Background and purpose: The conversion of clopidogrel to its active metabolite, R-130964, is a two-step cytochrome P450 (CYP)-dependent process. The current investigations were performed to characterize in vitro the effects of different CYP inhibitors on the biotransformation and on the antiplatelet effect of clopidogrel.
Experimental approach: Clopidogrel biotransformation was studied using human liver microsomes (HLM) or specific CYPs and platelet aggregation using human platelets activated with ADP.
Key results: Experiments using HLM or specific CYPs (3A4, 2C19) revealed that at clopidogrel concentrations >10 microM, CYP3A4 was primarily responsible for clopidogrel biotransformation. At a clopidogrel concentration of 40 microM, ketoconazole showed the strongest inhibitory effect on clopidogrel biotransformation and clopidogrel-associated inhibition of platelet aggregation with IC(50) values of 0.03 +/- 0.07 microM and 0.55 +/- 0.06 microM respectively. Clarithromycin, another CYP3A4 inhibitor, impaired clopidogrel biotransformation and antiplatelet activity almost as effectively as ketoconazole. The CYP3A4 substrates atorvastatin and simvastatin both inhibited clopidogrel biotransformation and antiplatelet activity, less potently than ketoconazole. In contrast, pravastatin showed no inhibitory effect.
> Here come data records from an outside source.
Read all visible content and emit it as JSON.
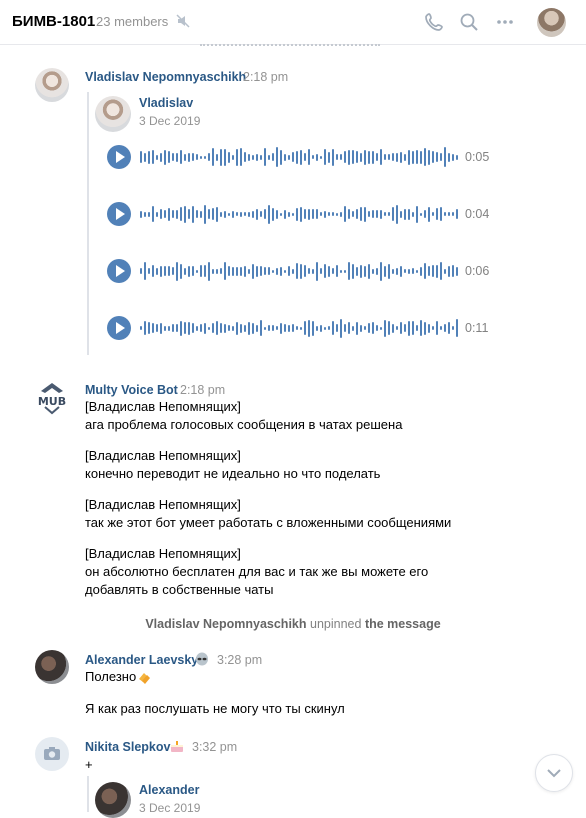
{
  "header": {
    "title": "БИМВ-1801",
    "members": "23 members",
    "icons": [
      "mute-icon",
      "phone-icon",
      "search-icon",
      "more-icon",
      "avatar"
    ]
  },
  "messages": [
    {
      "author": "Vladislav Nepomnyaschikh",
      "time": "2:18 pm",
      "forwarded": {
        "name": "Vladislav",
        "date": "3 Dec 2019",
        "voice": [
          {
            "duration": "0:05"
          },
          {
            "duration": "0:04"
          },
          {
            "duration": "0:06"
          },
          {
            "duration": "0:11"
          }
        ]
      }
    },
    {
      "author": "Multy Voice Bot",
      "time": "2:18 pm",
      "lines": [
        "[Владислав Непомнящих]",
        "ага проблема голосовых сообщения в чатах решена",
        "[Владислав Непомнящих]",
        "конечно переводит не идеально но что поделать",
        "[Владислав Непомнящих]",
        "так же этот бот умеет работать с вложенными сообщениями",
        "[Владислав Непомнящих]",
        "он абсолютно бесплатен для вас и так же вы можете его",
        "добавлять в собственные чаты"
      ]
    },
    {
      "system": {
        "actor": "Vladislav Nepomnyaschikh",
        "action": "unpinned",
        "object": "the message"
      }
    },
    {
      "author": "Alexander Laevsky",
      "time": "3:28 pm",
      "lines": [
        "Полезно",
        "Я как раз послушать не могу что ты скинул"
      ]
    },
    {
      "author": "Nikita Slepkov",
      "time": "3:32 pm",
      "lines": [
        "+"
      ],
      "forwarded": {
        "name": "Alexander",
        "date": "3 Dec 2019"
      }
    }
  ],
  "colors": {
    "accent": "#5181b8",
    "link": "#2a5885",
    "muted": "#939393"
  }
}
As clopidogrel itself inhibited CYP2C19 at concentrations >10 microM, the CYP2C19 inhibitor lansozprazole affected clopidogrel biotransformation only at clopidogrel concentrations < or =10 microM. The carboxylate metabolite of clopidogrel was not a CYP substrate and did not affect platelet aggregation.
Conclusions and implications: At clopidogrel concentrations >10 microM, CYP3A4 is mainly responsible for clopidogrel biotransformation, whereas CYP2C19 contributes only at clopidogrel concentrations < or =10 microM. CYP2C19 inhibition by clopidogrel at concentrations >10 microM may explain the conflicting results between in vitro and in vivo investigations regarding drug interactions with clopidogrel.